The cost of a PMI comes in the form of a monthly insurance premium, although the payment is usually rolled into the monthly mortgage payment. There may be an upfront cost, depending on the lender and the type of loan you get.

Private mortgage insurance forms on a wooden desk.
Make sure you read all loan forms so you understand the details for your PMI.

How Much is PMI?

Like all things in mortgage lending and real estate, the total price depends on many factors. However, borrowers can reasonably expect their PMI to cost about .3 to 1.15% of the home loan amount, according to Realtor.com. The actual dollar amount will depend on the loan total, your credit score, and the equity you have in the home, but Fannie Mae says that most people will pay between $30 and $70 a month for mortgage insurance.

Can PMI Be Avoided?

Yes, PMI can certainly be avoided. Although specifics vary, the golden number for PMI is 20%. If you have 20% equity in the home, you will not need to pay PMI, because the chances of default, statistically speaking, have been lowered once you reach this threshold. 20% equity can be reached in a couple different ways.

First, you can simply provide a 20% down payment. Obviously, this is a significant amount; for example, if you are purchasing a $500,000 home, a 20% down payment would be $100,000. That’s not an amount most people have sitting around.

The other way to reach 20% is through your regular payments. As you pay off the loan, your total ownership in the property increases, driven in large part by a process called amortization. Once the loan is paid, you own 100% of the property. At some point during the loan payments, you will pass the 20% mark. Once you reach this milestone, the PMI disappears for most loans. (This is dependent on the lender. Some loans, for whatever reasons, may have permanent PMI; others may have PMI until 18%, 22%, 25%, or any other number determined by the lender.)

Ways to Lower PMI

Avoiding the added PMI payment would be great, but what if you have no option but to move forward with the insurance payment. In this case, there are a few ways to lower your payments. The point of mortgage insurance is to protect the lenders against default, so if you can show that you are less of a risk, you may be able to get a lower premium.

Having good or excellent credit, for example, shows that you are a reliable borrower who understands how to deal with debt payments on a consistent basis. With a higher credit score, you may be able to have a lower insurance premium. If your credit is low, you can try to improve your score before seeking the loan. By lowering your score, you could also get a better interest rate, which means lower mortgage payments as well. Lowering the amount borrowed by purchasing a smaller or less-expensive home could also reduce PMI payments.

When Does PMI End?

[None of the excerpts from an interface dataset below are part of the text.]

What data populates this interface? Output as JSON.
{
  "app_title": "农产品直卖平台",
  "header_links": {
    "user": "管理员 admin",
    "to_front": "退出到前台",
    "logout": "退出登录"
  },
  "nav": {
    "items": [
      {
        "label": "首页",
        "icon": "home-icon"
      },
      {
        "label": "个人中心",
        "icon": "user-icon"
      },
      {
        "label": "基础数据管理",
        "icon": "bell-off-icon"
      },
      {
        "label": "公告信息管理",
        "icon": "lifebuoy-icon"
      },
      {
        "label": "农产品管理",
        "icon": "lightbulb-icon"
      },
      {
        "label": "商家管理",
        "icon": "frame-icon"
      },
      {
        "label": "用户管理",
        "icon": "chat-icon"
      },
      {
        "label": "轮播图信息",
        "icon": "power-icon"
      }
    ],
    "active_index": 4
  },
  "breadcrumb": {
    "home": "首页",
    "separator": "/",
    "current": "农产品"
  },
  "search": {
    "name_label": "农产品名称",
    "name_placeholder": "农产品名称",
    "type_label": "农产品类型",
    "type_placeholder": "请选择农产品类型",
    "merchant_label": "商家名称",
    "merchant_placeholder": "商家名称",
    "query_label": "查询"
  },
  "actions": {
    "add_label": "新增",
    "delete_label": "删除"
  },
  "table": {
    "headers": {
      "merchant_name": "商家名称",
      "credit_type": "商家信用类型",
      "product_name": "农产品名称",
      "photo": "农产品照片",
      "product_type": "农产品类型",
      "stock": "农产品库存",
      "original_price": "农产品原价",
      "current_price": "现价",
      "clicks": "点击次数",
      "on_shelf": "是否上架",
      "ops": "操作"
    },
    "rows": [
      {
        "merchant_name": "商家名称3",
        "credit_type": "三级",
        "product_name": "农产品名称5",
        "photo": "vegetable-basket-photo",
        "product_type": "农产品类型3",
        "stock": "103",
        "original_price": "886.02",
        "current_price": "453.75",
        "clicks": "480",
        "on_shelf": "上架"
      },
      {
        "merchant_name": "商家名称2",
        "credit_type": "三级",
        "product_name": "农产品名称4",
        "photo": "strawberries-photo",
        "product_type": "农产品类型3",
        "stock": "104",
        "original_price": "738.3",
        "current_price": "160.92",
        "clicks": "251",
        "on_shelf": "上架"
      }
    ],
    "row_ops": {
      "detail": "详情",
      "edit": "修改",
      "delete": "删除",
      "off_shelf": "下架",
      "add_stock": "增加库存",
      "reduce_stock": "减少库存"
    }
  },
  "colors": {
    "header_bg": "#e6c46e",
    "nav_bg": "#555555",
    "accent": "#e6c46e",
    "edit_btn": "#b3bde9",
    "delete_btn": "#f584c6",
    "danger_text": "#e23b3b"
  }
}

Again, this will depend on the lender, the loan products, and your equity in the property, but in general, once you reach the 20% mark (or whatever mark set by the lender), you will no longer have to pay for PMI. Essentially, once you reach this mark your mortgage payment will be reduced by $30 to $70, depending on the insurance premium totals.

The Argument for PMI

Private mortgage insurance seems like something to be avoided, but if you look at the added benefits, you can see a few positives. Essentially, PMI allows borrowers who may not qualify for a loan to purchase the house they want. Instead of saving money for a down payment while missing out on years of ownership, you can purchase a home, albeit with a higher payment, and start gaining equity. PMI could make financial sense when you consider the potential loss from not owning a home.

Helping You Make the Right Choice on Private Mortgage Insurance

Determining whether or not a loan with PMI makes financial sense is a personal decision, but it never hurts to have sound advice from a knowledgeable professional.

We’ll make sure you have the right information to make a smart decision for your homeownership goals.